On 10 December, the Far East ‘spearhead battalion’, the Queen’s Own Highlanders began arriving in Brunei. Brigadier Patterson, commander 99th Gurkha Infantry Brigade arrived to take overall command from Brigadier Pat Glennie, normally the Brigadier General Staff at Far East HQ. Both reported to Lieutenant General Sir Nigel Poett, the Far East Land Forces Commander in Singapore. Seria and Limbang remained in rebel hands. Further reinforcements arrived in the following days.
On 10 December, a company of the Queen’s Own Highlanders boarded five Twin Pioneers and a Beverley at Brunei. The Twin Pioneers landed west of Seria and the Beverley at Anduki. A police station 2 miles (3 km) from the western landing was recaptured and so was the Telecommunications Centre after a brief fight. Anduki airfield was quickly recaptured. However, the main Seria police station, with 48 hostages, most Shell expatriates, was not secured until the 12th.
Eighty-nine Marines of 42 Commando had arrived in Brunei on 11 December, led by Captain Jeremy Moore (who later commanded the British Forces during the Falklands War).
After acquiring two landing craft, the Marines were transported to Limbang by Royal Navy crews led by Captain Black (who later commanded HMS Invincible during the Falklands War) and staged their arrival at dawn, 13 December.
On 14 December, most of the unit reinforced the artillery battery sent there as infantry on 12 December to pre-empt trouble from the Chinese of the Clandestine Communist Organisation (CCO) who were openly sympathetic to the Brunei rebels.
By 17 December, the rebellion had been held and broken. Some 40 rebels were dead and 3,400 captured. The remainder had fled and were assumed to be trying to reach Indonesia. Of the leaders, Azahari was in the Philippines and Yassin Affendi was with the fugitives.
By 17 December 42 Commando was complete in Brunei and 1st Green Jackets (43rd and 52nd) had landed from the cruiser HMS Tiger in Miri. 40 Commando aboard the commando carrier HMS Albion was diverted from Miri to Kuching.
On 12 April, the police station at Tebedu in the 1st Division of Sarawak was attacked and captured. The attackers had come from Kalimantan. This marked the beginning of Confrontation.

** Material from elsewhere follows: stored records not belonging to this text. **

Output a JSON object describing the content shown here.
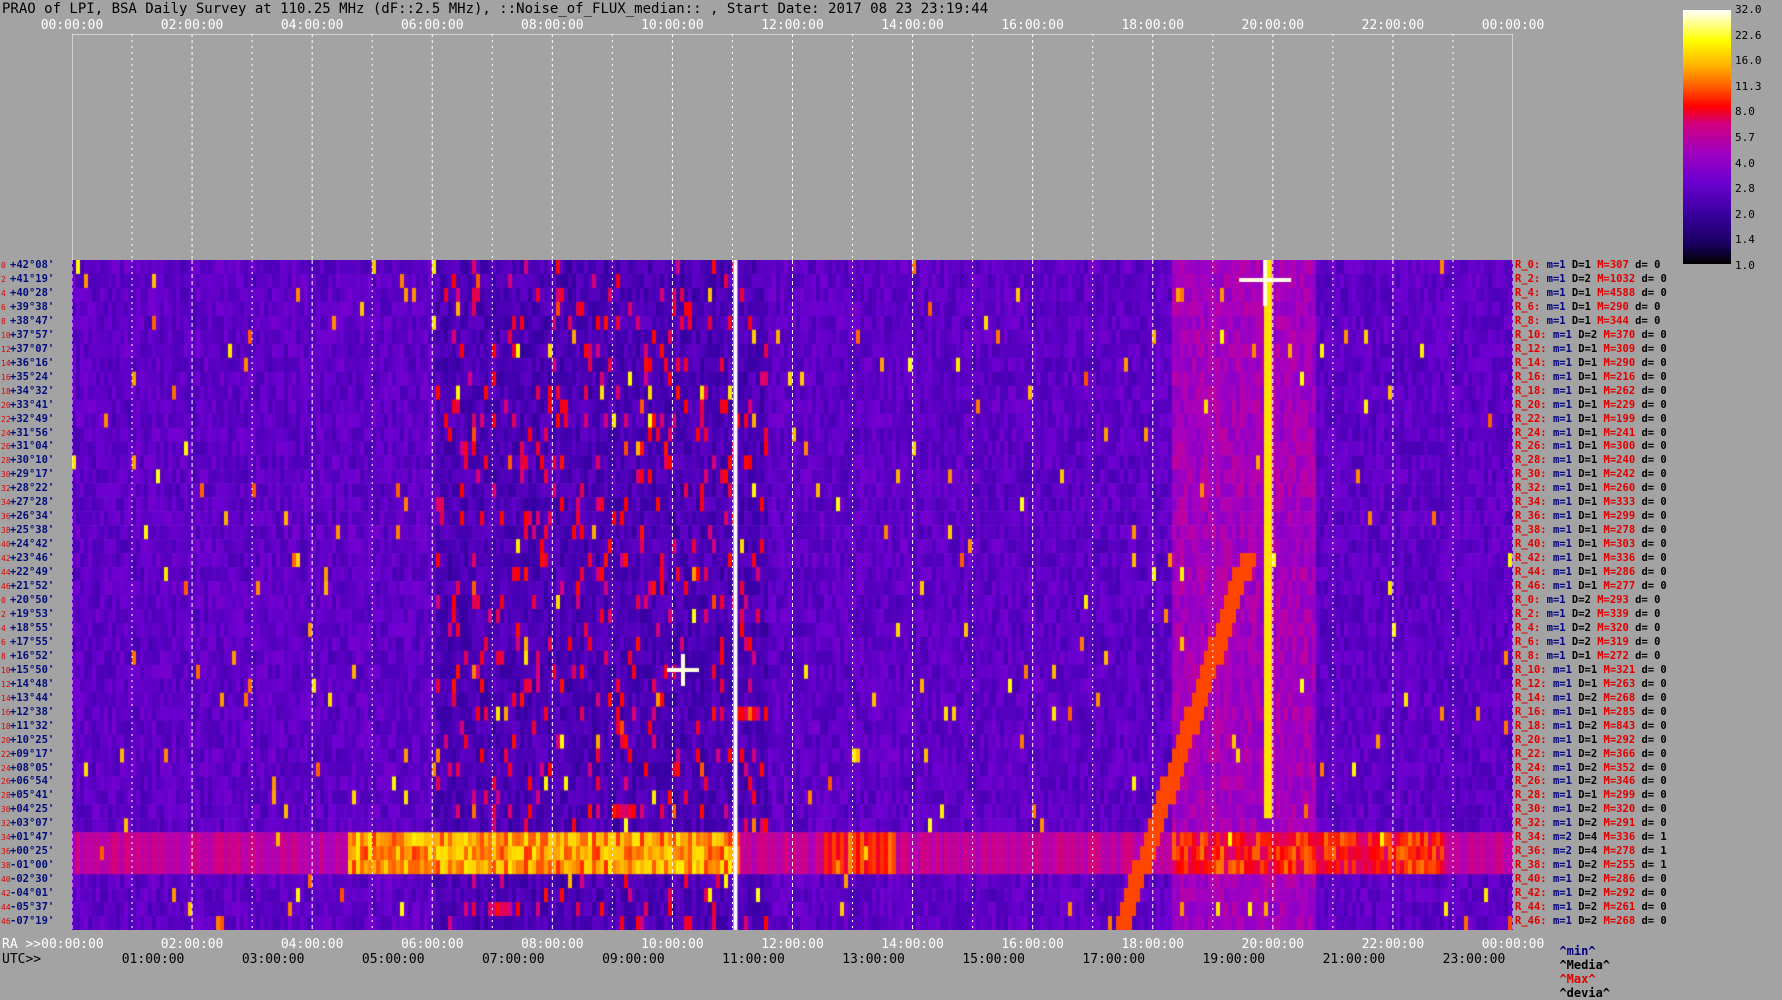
{
  "header": {
    "title": "PRAO of LPI, BSA Daily Survey at 110.25 MHz (dF::2.5 MHz), ::Noise_of_FLUX_median:: , Start Date: 2017 08 23 23:19:44"
  },
  "top_axis": {
    "ticks": [
      "00:00:00",
      "02:00:00",
      "04:00:00",
      "06:00:00",
      "08:00:00",
      "10:00:00",
      "12:00:00",
      "14:00:00",
      "16:00:00",
      "18:00:00",
      "20:00:00",
      "22:00:00",
      "00:00:00"
    ]
  },
  "bottom_axis": {
    "ra_label": "RA >>00:00:00",
    "ra_ticks": [
      "02:00:00",
      "04:00:00",
      "06:00:00",
      "08:00:00",
      "10:00:00",
      "12:00:00",
      "14:00:00",
      "16:00:00",
      "18:00:00",
      "20:00:00",
      "22:00:00",
      "00:00:00"
    ],
    "utc_label": "UTC>>",
    "utc_ticks": [
      "01:00:00",
      "03:00:00",
      "05:00:00",
      "07:00:00",
      "09:00:00",
      "11:00:00",
      "13:00:00",
      "15:00:00",
      "17:00:00",
      "19:00:00",
      "21:00:00",
      "23:00:00"
    ]
  },
  "stats_key": {
    "min": "^min^",
    "median": "^Media^",
    "max": "^Max^",
    "devia": "^devia^"
  },
  "chart_data": {
    "type": "heatmap",
    "colorbar": {
      "ticks": [
        "32.0",
        "22.6",
        "16.0",
        "11.3",
        "8.0",
        "5.7",
        "4.0",
        "2.8",
        "2.0",
        "1.4",
        "1.0"
      ],
      "colors": [
        "#000000",
        "#3a00a0",
        "#a000c0",
        "#ff0000",
        "#ffb000",
        "#ffff00",
        "#ffffff"
      ]
    },
    "declinations": [
      "+42°08'",
      "+41°19'",
      "+40°28'",
      "+39°38'",
      "+38°47'",
      "+37°57'",
      "+37°07'",
      "+36°16'",
      "+35°24'",
      "+34°32'",
      "+33°41'",
      "+32°49'",
      "+31°56'",
      "+31°04'",
      "+30°10'",
      "+29°17'",
      "+28°22'",
      "+27°28'",
      "+26°34'",
      "+25°38'",
      "+24°42'",
      "+23°46'",
      "+22°49'",
      "+21°52'",
      "+20°50'",
      "+19°53'",
      "+18°55'",
      "+17°55'",
      "+16°52'",
      "+15°50'",
      "+14°48'",
      "+13°44'",
      "+12°38'",
      "+11°32'",
      "+10°25'",
      "+09°17'",
      "+08°05'",
      "+06°54'",
      "+05°41'",
      "+04°25'",
      "+03°07'",
      "+01°47'",
      "+00°25'",
      "-01°00'",
      "-02°30'",
      "-04°01'",
      "-05°37'",
      "-07°19'"
    ],
    "beam_indices": [
      "0",
      "2",
      "4",
      "6",
      "8",
      "10",
      "12",
      "14",
      "16",
      "18",
      "20",
      "22",
      "24",
      "26",
      "28",
      "30",
      "32",
      "34",
      "36",
      "38",
      "40",
      "42",
      "44",
      "46",
      "0",
      "2",
      "4",
      "6",
      "8",
      "10",
      "12",
      "14",
      "16",
      "18",
      "20",
      "22",
      "24",
      "26",
      "28",
      "30",
      "32",
      "34",
      "36",
      "38",
      "40",
      "42",
      "44",
      "46"
    ],
    "row_stats": [
      {
        "r": "R_0:",
        "m": "m=1",
        "d": "D=1",
        "x": "M=307",
        "z": "d= 0"
      },
      {
        "r": "R_2:",
        "m": "m=1",
        "d": "D=2",
        "x": "M=1032",
        "z": "d= 0"
      },
      {
        "r": "R_4:",
        "m": "m=1",
        "d": "D=1",
        "x": "M=4588",
        "z": "d= 0"
      },
      {
        "r": "R_6:",
        "m": "m=1",
        "d": "D=1",
        "x": "M=290",
        "z": "d= 0"
      },
      {
        "r": "R_8:",
        "m": "m=1",
        "d": "D=1",
        "x": "M=344",
        "z": "d= 0"
      },
      {
        "r": "R_10:",
        "m": "m=1",
        "d": "D=2",
        "x": "M=370",
        "z": "d= 0"
      },
      {
        "r": "R_12:",
        "m": "m=1",
        "d": "D=1",
        "x": "M=309",
        "z": "d= 0"
      },
      {
        "r": "R_14:",
        "m": "m=1",
        "d": "D=1",
        "x": "M=290",
        "z": "d= 0"
      },
      {
        "r": "R_16:",
        "m": "m=1",
        "d": "D=1",
        "x": "M=216",
        "z": "d= 0"
      },
      {
        "r": "R_18:",
        "m": "m=1",
        "d": "D=1",
        "x": "M=262",
        "z": "d= 0"
      },
      {
        "r": "R_20:",
        "m": "m=1",
        "d": "D=1",
        "x": "M=229",
        "z": "d= 0"
      },
      {
        "r": "R_22:",
        "m": "m=1",
        "d": "D=1",
        "x": "M=199",
        "z": "d= 0"
      },
      {
        "r": "R_24:",
        "m": "m=1",
        "d": "D=1",
        "x": "M=241",
        "z": "d= 0"
      },
      {
        "r": "R_26:",
        "m": "m=1",
        "d": "D=1",
        "x": "M=300",
        "z": "d= 0"
      },
      {
        "r": "R_28:",
        "m": "m=1",
        "d": "D=1",
        "x": "M=240",
        "z": "d= 0"
      },
      {
        "r": "R_30:",
        "m": "m=1",
        "d": "D=1",
        "x": "M=242",
        "z": "d= 0"
      },
      {
        "r": "R_32:",
        "m": "m=1",
        "d": "D=1",
        "x": "M=260",
        "z": "d= 0"
      },
      {
        "r": "R_34:",
        "m": "m=1",
        "d": "D=1",
        "x": "M=333",
        "z": "d= 0"
      },
      {
        "r": "R_36:",
        "m": "m=1",
        "d": "D=1",
        "x": "M=299",
        "z": "d= 0"
      },
      {
        "r": "R_38:",
        "m": "m=1",
        "d": "D=1",
        "x": "M=278",
        "z": "d= 0"
      },
      {
        "r": "R_40:",
        "m": "m=1",
        "d": "D=1",
        "x": "M=303",
        "z": "d= 0"
      },
      {
        "r": "R_42:",
        "m": "m=1",
        "d": "D=1",
        "x": "M=336",
        "z": "d= 0"
      },
      {
        "r": "R_44:",
        "m": "m=1",
        "d": "D=1",
        "x": "M=286",
        "z": "d= 0"
      },
      {
        "r": "R_46:",
        "m": "m=1",
        "d": "D=1",
        "x": "M=277",
        "z": "d= 0"
      },
      {
        "r": "R_0:",
        "m": "m=1",
        "d": "D=2",
        "x": "M=293",
        "z": "d= 0"
      },
      {
        "r": "R_2:",
        "m": "m=1",
        "d": "D=2",
        "x": "M=339",
        "z": "d= 0"
      },
      {
        "r": "R_4:",
        "m": "m=1",
        "d": "D=2",
        "x": "M=320",
        "z": "d= 0"
      },
      {
        "r": "R_6:",
        "m": "m=1",
        "d": "D=2",
        "x": "M=319",
        "z": "d= 0"
      },
      {
        "r": "R_8:",
        "m": "m=1",
        "d": "D=1",
        "x": "M=272",
        "z": "d= 0"
      },
      {
        "r": "R_10:",
        "m": "m=1",
        "d": "D=1",
        "x": "M=321",
        "z": "d= 0"
      },
      {
        "r": "R_12:",
        "m": "m=1",
        "d": "D=1",
        "x": "M=263",
        "z": "d= 0"
      },
      {
        "r": "R_14:",
        "m": "m=1",
        "d": "D=2",
        "x": "M=268",
        "z": "d= 0"
      },
      {
        "r": "R_16:",
        "m": "m=1",
        "d": "D=1",
        "x": "M=285",
        "z": "d= 0"
      },
      {
        "r": "R_18:",
        "m": "m=1",
        "d": "D=2",
        "x": "M=843",
        "z": "d= 0"
      },
      {
        "r": "R_20:",
        "m": "m=1",
        "d": "D=1",
        "x": "M=292",
        "z": "d= 0"
      },
      {
        "r": "R_22:",
        "m": "m=1",
        "d": "D=2",
        "x": "M=366",
        "z": "d= 0"
      },
      {
        "r": "R_24:",
        "m": "m=1",
        "d": "D=2",
        "x": "M=352",
        "z": "d= 0"
      },
      {
        "r": "R_26:",
        "m": "m=1",
        "d": "D=2",
        "x": "M=346",
        "z": "d= 0"
      },
      {
        "r": "R_28:",
        "m": "m=1",
        "d": "D=1",
        "x": "M=299",
        "z": "d= 0"
      },
      {
        "r": "R_30:",
        "m": "m=1",
        "d": "D=2",
        "x": "M=320",
        "z": "d= 0"
      },
      {
        "r": "R_32:",
        "m": "m=1",
        "d": "D=2",
        "x": "M=291",
        "z": "d= 0"
      },
      {
        "r": "R_34:",
        "m": "m=2",
        "d": "D=4",
        "x": "M=336",
        "z": "d= 1"
      },
      {
        "r": "R_36:",
        "m": "m=2",
        "d": "D=4",
        "x": "M=278",
        "z": "d= 1"
      },
      {
        "r": "R_38:",
        "m": "m=1",
        "d": "D=2",
        "x": "M=255",
        "z": "d= 1"
      },
      {
        "r": "R_40:",
        "m": "m=1",
        "d": "D=2",
        "x": "M=286",
        "z": "d= 0"
      },
      {
        "r": "R_42:",
        "m": "m=1",
        "d": "D=2",
        "x": "M=292",
        "z": "d= 0"
      },
      {
        "r": "R_44:",
        "m": "m=1",
        "d": "D=2",
        "x": "M=261",
        "z": "d= 0"
      },
      {
        "r": "R_46:",
        "m": "m=1",
        "d": "D=2",
        "x": "M=268",
        "z": "d= 0"
      }
    ]
  }
}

On 18 May, a patrol of 1/7 Gurkhas were guided by an informer to a camp in the mangrove. They flushed a party of rebels towards an ambush. Ten rebels were killed or captured. They were the remnants of TNKU headquarters and one of the wounded, shot in the hip, was Yassin Affendi.